For me, if it's not the end of the day I will delete the code and go someplace else for a bit. Maybe look to refactor my code base. Spend 15-30 minutes refactoring, then go back to writing the code again.

Hope this helps!


Surely it does.

However, I think my problem can be traced directly back to not using stubs/spies correctly.

Instead of fully controlling the outputs and inputs of the stubs, like I should have, the stubs were subclassed from the real components, (meaning the SUT would call actual components instead of spies through virtual functions) ...making my unit tests more into integration tests... because I had to come up with real data to feed in!

I had to fake some bitmaps at 16-bits, for instance, and then come up with real "result" bitmaps at 32-bit, for instance. THAT's what took so long.

I retraced my steps a bit these last couple days... and created FULL spies that are fully configurable to 1) record all their inputs and, based on the inputs 2) return a value that I've set up for the input. (std::map takes care of the mapping).

This (of course) means I can feed the spies complete nonsense data... (which is much easier)... because all that really matters is what the SUT does with those indirect inputs/outputs.

The work seems to be much easier when it's more configurable like that.

There are still some tricky bits... like how to "sense" through mock APIs... ("memcpy", for instance)... to figure out if the bitmap was actually "flipped"... but I figured out a way to handle that.

...

More in a later entry... and thanks for your input!

Uprate for you.


Chad


Share this comment


Link to comment
It is good that you are working your way through the testing paradigm. Is there some way to get a copy of your source code? I'm interested in testing graphic renderers. I would like to see some code to see if TDDing one makes it easier to unit test the code that utilizes the renderer.

Joe Gutierrez

Share this comment


Link to comment
Quote:
Original post by gutzofter
It is good that you are working your way through the testing paradigm. Is there some way to get a copy of your source code? I'm interested in testing graphic renderers. I would like to see some code to see if TDDing one makes it easier to unit test the code that utilizes the renderer.


Hey Joe...

Sorry I didn't get back to you right away (class reunion over the weekend)...

I can't release the code to you (not mine [smile]) but I've been thinking about showing an example (step by step) of what I'm doing, including the building of spies/stubs (which example is sorely lacking on the web or in print, IMO).

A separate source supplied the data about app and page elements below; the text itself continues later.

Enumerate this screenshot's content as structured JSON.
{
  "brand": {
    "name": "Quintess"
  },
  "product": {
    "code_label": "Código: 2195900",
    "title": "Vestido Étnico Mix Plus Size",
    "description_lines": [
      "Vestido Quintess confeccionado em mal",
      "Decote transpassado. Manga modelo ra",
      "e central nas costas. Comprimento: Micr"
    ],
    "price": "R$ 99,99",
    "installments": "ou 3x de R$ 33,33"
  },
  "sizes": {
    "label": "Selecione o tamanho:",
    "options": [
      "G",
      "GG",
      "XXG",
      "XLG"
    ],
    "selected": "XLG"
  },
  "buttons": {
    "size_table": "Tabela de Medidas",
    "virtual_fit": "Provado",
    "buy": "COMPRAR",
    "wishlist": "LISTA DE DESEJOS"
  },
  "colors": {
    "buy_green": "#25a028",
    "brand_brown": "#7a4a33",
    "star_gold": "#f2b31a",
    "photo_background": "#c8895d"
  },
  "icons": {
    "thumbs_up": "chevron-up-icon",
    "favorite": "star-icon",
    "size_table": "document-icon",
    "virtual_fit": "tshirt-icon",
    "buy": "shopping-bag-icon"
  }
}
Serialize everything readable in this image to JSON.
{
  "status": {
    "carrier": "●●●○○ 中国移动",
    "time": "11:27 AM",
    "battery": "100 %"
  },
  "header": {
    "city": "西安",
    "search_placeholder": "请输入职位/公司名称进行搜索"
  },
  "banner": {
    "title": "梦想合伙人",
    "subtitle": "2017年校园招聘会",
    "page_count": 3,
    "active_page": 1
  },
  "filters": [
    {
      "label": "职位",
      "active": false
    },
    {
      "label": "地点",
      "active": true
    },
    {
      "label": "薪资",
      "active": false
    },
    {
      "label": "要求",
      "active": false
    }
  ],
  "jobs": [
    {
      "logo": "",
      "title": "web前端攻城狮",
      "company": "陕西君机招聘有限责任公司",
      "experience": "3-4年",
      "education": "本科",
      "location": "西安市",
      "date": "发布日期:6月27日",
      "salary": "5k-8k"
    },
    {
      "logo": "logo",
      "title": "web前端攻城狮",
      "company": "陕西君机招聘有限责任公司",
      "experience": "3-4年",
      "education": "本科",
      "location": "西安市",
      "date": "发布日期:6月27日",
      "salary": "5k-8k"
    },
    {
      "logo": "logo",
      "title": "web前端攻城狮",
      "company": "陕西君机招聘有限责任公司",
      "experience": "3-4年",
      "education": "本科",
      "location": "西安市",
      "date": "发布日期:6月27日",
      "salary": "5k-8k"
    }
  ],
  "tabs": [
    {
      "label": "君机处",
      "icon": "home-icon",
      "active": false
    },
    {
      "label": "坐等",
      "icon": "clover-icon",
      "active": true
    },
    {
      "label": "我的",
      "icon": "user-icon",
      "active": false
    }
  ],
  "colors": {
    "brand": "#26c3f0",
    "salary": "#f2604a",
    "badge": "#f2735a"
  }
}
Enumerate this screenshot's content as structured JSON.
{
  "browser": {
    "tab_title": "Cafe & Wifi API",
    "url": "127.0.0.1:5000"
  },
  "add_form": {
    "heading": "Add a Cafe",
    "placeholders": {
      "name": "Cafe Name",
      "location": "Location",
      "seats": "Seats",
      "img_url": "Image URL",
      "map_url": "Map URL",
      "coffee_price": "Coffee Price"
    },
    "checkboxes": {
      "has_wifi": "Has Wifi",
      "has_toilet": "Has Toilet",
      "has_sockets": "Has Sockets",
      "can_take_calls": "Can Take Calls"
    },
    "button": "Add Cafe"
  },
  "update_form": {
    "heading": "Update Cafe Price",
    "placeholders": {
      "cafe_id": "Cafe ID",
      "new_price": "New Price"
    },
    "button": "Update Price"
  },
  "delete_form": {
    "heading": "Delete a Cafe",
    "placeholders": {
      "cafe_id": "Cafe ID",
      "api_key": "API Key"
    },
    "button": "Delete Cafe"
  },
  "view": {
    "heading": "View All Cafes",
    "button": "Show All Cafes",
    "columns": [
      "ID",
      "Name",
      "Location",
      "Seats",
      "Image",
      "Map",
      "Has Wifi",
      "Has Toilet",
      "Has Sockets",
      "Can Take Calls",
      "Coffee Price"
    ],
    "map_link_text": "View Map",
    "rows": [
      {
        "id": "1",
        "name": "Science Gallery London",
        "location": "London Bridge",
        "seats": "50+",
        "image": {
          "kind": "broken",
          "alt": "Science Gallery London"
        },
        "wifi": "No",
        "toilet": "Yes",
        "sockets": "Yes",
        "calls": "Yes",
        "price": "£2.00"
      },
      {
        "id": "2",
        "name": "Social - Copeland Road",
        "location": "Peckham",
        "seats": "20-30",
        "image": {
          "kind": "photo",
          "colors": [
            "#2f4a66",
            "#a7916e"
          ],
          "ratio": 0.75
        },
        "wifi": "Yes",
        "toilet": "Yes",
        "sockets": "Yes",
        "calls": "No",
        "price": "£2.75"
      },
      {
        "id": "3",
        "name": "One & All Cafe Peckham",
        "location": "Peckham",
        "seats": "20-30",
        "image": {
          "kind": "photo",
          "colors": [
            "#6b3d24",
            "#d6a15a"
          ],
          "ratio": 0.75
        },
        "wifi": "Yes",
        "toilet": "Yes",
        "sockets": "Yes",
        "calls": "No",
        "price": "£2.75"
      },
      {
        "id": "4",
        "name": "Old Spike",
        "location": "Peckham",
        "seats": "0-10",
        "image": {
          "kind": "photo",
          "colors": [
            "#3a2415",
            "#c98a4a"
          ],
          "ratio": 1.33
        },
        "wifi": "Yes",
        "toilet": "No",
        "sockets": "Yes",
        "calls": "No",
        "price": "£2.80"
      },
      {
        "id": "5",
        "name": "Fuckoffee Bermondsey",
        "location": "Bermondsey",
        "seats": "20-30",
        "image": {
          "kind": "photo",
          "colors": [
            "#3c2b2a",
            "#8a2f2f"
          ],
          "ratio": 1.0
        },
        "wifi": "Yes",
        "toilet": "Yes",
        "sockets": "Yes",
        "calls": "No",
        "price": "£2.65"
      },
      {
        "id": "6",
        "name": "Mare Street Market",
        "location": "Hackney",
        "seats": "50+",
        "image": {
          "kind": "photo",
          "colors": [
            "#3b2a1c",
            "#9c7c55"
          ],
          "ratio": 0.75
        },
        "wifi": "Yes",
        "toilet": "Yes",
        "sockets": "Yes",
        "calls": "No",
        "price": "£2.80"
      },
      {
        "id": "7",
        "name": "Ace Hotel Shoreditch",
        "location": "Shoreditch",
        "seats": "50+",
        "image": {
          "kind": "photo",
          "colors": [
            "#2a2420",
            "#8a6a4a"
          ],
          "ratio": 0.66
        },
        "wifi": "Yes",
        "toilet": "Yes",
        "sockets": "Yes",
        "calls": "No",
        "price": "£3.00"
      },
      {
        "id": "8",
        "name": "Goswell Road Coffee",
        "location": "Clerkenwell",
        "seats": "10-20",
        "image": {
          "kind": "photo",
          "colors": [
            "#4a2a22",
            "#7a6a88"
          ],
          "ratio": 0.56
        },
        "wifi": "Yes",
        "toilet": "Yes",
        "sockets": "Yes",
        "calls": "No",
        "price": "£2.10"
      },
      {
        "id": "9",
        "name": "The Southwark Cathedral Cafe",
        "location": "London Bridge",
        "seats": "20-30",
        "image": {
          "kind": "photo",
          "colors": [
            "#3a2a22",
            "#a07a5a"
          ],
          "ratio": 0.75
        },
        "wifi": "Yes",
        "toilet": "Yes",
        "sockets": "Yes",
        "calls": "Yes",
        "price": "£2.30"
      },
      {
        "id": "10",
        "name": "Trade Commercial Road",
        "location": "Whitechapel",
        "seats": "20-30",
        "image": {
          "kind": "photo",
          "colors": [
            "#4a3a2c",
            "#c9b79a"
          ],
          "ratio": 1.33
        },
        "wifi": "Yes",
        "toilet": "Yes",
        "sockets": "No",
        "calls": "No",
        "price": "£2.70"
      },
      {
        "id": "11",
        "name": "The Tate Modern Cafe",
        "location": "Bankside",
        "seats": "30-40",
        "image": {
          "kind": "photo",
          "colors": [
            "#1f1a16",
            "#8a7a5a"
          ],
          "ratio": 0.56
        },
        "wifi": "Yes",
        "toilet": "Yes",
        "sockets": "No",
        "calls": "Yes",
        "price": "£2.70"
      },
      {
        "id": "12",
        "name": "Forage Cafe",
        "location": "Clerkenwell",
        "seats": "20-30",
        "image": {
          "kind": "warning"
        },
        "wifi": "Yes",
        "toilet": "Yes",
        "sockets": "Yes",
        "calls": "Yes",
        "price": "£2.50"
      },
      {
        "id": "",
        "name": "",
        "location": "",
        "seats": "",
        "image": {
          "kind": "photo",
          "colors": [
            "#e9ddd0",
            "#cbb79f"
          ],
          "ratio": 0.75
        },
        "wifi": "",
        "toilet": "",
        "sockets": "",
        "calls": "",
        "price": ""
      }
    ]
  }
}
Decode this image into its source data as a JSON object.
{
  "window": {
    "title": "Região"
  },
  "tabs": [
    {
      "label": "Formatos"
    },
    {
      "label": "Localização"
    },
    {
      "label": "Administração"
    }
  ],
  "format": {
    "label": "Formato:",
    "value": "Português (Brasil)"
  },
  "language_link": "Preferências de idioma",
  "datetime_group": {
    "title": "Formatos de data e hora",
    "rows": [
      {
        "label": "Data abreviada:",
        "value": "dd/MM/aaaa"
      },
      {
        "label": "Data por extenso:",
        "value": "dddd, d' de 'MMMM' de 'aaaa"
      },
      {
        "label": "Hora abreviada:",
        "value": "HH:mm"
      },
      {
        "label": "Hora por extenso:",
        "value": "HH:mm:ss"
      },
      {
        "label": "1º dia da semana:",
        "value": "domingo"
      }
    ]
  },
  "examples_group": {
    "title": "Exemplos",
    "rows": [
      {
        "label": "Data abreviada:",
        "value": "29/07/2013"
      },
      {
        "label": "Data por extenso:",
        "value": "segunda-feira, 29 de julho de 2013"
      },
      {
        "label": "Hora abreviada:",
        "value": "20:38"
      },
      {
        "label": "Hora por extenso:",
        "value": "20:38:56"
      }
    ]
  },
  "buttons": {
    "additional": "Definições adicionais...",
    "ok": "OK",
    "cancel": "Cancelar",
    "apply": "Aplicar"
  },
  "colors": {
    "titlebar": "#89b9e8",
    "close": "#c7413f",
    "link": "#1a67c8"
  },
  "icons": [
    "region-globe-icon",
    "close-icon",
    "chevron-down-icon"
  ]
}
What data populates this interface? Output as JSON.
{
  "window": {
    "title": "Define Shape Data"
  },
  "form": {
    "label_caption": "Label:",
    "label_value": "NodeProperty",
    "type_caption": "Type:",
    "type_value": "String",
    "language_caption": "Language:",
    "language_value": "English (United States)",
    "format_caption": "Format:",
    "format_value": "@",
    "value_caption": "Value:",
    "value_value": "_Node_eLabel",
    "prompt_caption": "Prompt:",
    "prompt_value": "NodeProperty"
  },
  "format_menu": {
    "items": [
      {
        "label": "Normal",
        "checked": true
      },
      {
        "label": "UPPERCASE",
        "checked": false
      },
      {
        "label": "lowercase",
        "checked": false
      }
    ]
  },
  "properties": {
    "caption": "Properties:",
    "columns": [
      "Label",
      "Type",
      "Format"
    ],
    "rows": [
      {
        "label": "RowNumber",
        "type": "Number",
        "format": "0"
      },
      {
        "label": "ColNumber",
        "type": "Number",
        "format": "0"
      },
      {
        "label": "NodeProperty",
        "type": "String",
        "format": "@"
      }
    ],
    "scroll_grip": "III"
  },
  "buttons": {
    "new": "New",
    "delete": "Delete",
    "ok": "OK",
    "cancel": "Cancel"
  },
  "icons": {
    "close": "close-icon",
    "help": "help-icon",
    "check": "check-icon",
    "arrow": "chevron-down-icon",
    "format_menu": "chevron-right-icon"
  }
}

I'll have to figure out how to capture a session (VCR?) and then I'll translate that to print and put it here for you.

Thanks again.


Chad

Share this comment


Link to comment

Create an account or sign in to comment

You need to be a member in order to leave a comment

Create an account

Sign up for a new account in our community. It's easy!

Register a new account

Sign in

Already have an account? Sign in here.

Sign In Now